A normal house turned into a cats playland.
To keep his 15 rescue cats occupied, home builder Peter Cohen has constructed elaborate catwalks, tunnels, platforms and perches.
House builder Peter Cohen takes care of 14 cats in Goleta, California
He has spent around $40,000-$50,000 on catwalks so the moggies can play around
Litter box closets are ventilated, and cat fur picked up by five Roomba robotsHe has transformed part of his home into a fantasy feline adventure land.
Peter Cohen, co-founder of Trillium Enterprises, lives in a 3000-square-foot cat castle in Santa Barbara, and has built 150 feet of catwalks, spiral staircases, tunnels, perches and all manner of coo lcat accessories to accommodate his cat companions.
Mr Cohen, who grew up as a dog-lover, turned into a cat fan after he purchased the Goleta, California house in 1988.The property came with two outdoor cats in residence so to speak. However, one cat was killed and the other badly injured after both were hit by cars, so he and his partner decided to adopt a new cat from the local rescue centre to keep the injured pet company.
From that point, they just kept adopting cats, a couple every few years.
He has added a floor to what used to be a 1600-square-foot house and now shares his four-bedroom home with Cheesecake, Charlie, Nutter, Butter, Crumple, Rumple, Cookie, Poppyseed, Mary, Secret, Wasabi, Kiro, Coffee Bean and Donut
The cat lover and his partner Manuel Flores currently only adopt from shelters and try to take cats other people do not want, most often black cats and cats with bent tails.
They have had as many as 18 but at the moment have 14 feline housemates – having lost four cats this year to old age and disease. They also have a human housemate – Hiro Furumoto.
The pussycat pad started out with the installation of catwalks in 1995 after Mr Cohen was inspired by Bob Walker’s book The Cat’s House, according to Zeezoey.
He admits he has spent between $40,000 and $50,000 on the catwalks alone.
No expense was spared for his feline friends – even though the alterations could technically have been done cheaper.
‘At a certain point there was not turning back. It was like, this is their house and we’re living here with them’ Mr Flores told Houzz TV.

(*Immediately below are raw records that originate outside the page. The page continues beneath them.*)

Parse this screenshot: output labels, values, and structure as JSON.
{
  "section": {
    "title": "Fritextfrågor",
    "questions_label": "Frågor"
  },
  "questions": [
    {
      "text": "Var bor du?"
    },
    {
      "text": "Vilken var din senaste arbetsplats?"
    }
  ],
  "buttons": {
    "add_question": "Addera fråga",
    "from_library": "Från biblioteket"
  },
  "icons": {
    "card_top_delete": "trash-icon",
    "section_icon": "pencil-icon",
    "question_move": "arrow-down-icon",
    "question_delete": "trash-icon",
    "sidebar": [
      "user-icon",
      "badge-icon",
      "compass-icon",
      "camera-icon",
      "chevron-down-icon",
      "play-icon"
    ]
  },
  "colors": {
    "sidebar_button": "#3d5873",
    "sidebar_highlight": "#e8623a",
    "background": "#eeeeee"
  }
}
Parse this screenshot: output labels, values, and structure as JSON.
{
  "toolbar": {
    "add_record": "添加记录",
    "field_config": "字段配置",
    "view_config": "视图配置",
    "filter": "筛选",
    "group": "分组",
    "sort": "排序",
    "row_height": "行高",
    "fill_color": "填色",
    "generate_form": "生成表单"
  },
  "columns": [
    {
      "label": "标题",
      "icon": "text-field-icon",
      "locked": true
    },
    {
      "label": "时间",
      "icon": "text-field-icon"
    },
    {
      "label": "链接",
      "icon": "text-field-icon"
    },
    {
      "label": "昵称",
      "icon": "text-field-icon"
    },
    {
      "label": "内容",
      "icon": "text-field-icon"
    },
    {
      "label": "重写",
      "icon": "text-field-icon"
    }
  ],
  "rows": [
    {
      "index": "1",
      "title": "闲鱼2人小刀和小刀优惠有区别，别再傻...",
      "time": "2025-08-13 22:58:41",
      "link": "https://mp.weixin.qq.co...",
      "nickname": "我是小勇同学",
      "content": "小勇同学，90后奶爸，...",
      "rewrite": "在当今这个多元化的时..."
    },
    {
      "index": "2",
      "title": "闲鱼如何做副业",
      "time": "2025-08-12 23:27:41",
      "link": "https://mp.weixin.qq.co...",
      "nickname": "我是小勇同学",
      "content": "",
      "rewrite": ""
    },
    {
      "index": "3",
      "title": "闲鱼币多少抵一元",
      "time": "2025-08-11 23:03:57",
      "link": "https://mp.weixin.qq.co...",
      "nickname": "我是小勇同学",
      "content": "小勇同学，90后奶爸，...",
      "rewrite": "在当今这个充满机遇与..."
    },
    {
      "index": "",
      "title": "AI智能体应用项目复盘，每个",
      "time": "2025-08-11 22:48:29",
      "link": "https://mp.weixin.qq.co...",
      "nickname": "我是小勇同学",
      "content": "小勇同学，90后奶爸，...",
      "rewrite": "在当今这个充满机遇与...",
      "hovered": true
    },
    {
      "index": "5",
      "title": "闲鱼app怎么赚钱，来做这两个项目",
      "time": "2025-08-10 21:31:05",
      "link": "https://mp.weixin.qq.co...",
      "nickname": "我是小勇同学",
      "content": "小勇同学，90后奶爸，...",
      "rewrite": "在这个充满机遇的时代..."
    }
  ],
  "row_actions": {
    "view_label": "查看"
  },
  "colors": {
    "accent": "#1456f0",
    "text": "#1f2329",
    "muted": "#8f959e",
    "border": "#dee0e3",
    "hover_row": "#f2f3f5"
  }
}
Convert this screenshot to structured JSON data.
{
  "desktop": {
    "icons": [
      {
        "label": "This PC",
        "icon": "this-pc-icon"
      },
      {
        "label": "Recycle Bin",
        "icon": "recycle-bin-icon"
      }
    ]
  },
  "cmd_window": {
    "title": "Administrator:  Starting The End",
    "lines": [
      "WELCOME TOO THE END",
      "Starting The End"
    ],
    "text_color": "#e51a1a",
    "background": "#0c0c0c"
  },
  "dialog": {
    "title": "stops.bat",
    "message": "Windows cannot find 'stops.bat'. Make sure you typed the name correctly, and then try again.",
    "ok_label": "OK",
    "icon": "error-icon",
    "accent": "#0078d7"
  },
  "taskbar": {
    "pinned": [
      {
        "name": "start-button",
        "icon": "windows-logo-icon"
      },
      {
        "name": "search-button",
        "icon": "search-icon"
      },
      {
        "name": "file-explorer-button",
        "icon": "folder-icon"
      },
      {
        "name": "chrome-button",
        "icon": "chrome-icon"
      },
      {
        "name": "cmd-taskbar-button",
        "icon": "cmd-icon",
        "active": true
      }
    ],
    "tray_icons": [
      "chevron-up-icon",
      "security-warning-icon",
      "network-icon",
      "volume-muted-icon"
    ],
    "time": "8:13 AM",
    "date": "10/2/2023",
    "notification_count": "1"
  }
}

Mr Flores, Mr Furumoto and Mr Cohen try to find one-on-one time to spend with the cats, who are rarely all in the same room together. Additionally, some prefer to be left alone.